TASK TO COMPLETE ::
List each line of the data that holds the string "Advisors".

DATA RECORDS ::
....

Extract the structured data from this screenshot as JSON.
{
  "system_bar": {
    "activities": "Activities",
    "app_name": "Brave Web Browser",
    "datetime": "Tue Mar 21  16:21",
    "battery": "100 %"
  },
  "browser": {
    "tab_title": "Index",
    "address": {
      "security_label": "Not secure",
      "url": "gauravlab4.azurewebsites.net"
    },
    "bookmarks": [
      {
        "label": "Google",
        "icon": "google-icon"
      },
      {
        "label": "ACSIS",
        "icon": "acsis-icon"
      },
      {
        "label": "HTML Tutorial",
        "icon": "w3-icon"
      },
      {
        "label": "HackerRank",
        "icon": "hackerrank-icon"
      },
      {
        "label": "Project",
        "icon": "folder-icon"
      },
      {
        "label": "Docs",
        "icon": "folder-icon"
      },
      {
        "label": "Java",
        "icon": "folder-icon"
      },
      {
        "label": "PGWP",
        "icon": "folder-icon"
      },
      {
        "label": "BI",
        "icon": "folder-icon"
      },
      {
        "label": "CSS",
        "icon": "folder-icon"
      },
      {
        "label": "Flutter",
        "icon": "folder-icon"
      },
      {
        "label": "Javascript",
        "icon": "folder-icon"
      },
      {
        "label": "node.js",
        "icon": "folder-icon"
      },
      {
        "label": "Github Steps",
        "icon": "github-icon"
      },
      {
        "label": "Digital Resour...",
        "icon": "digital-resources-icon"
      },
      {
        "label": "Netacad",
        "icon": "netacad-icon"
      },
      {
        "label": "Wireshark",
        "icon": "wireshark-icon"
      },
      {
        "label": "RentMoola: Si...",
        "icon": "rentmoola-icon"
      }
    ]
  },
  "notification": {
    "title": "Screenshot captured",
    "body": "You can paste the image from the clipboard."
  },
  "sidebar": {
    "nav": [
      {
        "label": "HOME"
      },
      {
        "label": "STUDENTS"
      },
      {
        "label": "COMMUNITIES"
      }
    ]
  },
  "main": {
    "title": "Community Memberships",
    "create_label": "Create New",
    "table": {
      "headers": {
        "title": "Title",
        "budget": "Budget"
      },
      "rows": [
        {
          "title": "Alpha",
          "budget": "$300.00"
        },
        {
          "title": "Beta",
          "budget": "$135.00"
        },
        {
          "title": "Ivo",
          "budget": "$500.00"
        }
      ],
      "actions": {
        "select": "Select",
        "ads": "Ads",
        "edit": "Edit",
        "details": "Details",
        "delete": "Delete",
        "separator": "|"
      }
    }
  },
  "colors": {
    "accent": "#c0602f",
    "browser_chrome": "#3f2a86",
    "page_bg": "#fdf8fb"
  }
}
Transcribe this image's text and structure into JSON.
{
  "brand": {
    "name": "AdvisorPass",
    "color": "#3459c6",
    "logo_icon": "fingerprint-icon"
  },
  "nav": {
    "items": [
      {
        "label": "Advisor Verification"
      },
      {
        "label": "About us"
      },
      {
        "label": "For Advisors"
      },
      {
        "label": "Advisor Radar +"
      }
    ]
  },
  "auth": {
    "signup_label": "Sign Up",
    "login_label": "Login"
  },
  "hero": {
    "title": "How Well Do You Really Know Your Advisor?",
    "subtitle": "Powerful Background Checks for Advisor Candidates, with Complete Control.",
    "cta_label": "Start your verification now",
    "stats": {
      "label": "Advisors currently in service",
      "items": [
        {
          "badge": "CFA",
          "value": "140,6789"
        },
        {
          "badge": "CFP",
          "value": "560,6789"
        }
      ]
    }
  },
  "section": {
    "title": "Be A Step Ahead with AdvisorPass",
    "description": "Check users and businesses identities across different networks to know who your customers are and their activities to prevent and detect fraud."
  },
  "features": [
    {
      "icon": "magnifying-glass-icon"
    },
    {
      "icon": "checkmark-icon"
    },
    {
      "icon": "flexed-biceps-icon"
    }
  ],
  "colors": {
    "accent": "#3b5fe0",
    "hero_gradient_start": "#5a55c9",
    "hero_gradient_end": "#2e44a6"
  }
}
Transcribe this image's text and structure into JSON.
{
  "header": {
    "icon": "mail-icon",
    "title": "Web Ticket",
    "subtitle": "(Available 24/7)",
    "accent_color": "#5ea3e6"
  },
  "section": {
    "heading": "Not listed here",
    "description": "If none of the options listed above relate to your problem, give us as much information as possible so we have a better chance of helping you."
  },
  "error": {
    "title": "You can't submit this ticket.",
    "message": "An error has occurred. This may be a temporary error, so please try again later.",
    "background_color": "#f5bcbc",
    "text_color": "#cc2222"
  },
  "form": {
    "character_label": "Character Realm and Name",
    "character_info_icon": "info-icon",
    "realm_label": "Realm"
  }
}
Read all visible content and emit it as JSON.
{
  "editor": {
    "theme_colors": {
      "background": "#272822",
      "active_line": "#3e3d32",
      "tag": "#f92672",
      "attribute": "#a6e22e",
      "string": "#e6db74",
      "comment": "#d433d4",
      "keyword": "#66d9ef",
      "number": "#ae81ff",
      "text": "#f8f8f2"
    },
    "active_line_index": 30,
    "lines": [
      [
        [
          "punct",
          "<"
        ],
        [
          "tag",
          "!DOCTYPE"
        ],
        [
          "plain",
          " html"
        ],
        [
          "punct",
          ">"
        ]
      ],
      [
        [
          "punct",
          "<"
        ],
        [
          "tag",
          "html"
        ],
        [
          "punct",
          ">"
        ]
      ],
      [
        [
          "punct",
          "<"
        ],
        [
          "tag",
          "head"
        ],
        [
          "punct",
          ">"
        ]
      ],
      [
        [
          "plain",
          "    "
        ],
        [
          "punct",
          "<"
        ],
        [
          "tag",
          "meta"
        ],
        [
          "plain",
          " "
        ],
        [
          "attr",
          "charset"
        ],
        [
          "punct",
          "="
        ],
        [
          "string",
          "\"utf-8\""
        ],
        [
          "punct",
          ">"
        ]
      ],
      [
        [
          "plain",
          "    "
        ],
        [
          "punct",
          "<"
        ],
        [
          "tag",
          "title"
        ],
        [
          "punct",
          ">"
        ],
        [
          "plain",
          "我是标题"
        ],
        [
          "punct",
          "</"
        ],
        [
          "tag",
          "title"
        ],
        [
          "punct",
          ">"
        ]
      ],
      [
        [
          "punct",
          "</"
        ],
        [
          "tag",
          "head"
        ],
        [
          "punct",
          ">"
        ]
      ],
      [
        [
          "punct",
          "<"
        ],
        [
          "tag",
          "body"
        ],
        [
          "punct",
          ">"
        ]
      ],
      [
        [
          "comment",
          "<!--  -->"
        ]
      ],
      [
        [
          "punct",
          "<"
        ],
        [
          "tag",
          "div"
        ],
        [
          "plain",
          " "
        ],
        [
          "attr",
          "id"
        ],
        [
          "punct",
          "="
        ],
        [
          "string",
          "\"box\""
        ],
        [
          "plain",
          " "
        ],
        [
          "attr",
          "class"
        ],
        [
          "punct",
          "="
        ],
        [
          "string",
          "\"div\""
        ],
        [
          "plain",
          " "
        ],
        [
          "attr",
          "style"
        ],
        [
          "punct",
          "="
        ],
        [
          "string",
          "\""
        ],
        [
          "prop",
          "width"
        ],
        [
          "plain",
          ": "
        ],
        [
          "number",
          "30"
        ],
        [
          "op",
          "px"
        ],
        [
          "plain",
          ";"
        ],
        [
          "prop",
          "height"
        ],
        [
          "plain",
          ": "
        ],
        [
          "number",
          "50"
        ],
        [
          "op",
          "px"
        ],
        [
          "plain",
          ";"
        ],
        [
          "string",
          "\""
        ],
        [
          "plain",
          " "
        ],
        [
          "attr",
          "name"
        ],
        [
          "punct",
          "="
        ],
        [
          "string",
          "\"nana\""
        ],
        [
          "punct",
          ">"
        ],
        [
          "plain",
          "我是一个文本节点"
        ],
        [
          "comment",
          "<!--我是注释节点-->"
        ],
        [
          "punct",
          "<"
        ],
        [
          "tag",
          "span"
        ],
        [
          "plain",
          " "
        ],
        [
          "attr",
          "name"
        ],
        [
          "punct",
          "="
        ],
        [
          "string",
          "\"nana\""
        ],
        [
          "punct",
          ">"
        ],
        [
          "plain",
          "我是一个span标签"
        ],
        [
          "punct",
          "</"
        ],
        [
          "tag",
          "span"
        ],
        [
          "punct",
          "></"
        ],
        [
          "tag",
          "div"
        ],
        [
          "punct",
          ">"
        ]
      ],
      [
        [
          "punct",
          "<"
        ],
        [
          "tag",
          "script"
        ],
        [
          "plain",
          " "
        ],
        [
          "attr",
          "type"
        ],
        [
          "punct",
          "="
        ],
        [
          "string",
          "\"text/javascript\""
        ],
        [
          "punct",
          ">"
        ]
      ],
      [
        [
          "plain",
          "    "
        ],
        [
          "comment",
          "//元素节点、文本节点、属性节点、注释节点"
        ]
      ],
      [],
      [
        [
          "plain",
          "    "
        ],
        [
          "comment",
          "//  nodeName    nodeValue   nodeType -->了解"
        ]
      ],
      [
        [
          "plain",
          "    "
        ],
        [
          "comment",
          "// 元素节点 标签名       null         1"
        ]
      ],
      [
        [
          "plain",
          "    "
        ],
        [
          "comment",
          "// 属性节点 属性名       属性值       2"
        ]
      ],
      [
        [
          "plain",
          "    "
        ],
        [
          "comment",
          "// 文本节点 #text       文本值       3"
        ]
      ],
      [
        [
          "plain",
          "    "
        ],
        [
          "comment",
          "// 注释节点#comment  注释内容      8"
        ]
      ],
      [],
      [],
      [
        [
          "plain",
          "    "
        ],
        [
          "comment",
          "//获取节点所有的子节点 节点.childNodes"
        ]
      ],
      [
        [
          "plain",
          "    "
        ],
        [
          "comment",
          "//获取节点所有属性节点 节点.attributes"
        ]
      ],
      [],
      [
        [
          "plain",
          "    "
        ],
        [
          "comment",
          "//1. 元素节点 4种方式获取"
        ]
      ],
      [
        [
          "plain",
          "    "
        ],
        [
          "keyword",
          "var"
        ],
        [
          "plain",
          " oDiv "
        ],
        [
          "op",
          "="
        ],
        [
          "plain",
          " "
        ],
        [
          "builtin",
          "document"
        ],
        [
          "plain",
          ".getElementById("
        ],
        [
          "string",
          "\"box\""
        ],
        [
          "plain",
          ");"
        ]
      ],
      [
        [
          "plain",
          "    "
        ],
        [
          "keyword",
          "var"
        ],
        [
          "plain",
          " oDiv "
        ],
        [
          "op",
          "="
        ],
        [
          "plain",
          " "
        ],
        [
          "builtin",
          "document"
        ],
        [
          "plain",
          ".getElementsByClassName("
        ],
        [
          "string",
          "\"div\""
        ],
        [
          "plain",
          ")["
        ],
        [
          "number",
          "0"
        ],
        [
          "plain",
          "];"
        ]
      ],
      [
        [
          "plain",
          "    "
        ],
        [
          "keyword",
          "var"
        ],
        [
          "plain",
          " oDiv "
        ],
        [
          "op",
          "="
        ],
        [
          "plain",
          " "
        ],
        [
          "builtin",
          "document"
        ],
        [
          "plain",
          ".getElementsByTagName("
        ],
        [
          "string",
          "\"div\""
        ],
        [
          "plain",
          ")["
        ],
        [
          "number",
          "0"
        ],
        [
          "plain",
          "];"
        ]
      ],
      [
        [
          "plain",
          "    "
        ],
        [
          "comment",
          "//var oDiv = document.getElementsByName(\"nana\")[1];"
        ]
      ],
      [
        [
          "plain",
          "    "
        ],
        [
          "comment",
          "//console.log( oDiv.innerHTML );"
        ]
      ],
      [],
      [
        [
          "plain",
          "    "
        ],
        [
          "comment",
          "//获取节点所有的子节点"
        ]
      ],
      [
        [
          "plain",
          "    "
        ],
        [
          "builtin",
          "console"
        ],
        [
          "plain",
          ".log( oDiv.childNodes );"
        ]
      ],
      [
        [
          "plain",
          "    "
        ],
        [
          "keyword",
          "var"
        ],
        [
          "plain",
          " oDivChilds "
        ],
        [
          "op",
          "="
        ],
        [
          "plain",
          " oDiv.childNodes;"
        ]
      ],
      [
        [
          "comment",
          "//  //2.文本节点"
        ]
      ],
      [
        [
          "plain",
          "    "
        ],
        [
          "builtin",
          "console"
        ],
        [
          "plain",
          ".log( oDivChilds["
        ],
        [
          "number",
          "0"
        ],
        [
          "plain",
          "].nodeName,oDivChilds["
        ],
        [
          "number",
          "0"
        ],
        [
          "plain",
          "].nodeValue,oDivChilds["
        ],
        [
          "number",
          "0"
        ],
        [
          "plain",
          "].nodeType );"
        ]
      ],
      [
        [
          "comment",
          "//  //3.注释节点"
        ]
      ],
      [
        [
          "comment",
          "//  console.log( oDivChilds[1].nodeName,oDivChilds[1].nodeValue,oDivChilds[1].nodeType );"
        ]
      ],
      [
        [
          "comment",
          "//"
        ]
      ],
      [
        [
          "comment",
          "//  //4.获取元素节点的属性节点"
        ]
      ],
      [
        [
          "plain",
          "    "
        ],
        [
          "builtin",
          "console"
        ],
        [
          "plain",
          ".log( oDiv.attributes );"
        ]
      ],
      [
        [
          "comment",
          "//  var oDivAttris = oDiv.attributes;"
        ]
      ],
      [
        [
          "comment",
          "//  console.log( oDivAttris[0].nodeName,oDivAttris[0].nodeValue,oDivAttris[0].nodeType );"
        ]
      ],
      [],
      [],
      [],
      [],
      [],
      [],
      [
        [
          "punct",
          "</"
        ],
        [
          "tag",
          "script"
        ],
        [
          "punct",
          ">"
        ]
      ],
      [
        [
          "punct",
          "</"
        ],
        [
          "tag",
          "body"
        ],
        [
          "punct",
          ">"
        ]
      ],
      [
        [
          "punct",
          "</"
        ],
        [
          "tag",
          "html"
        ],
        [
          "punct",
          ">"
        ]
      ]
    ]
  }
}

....

RESULT BELOW ::
        "label": "For Advisors"
      "label": "Advisors currently in service",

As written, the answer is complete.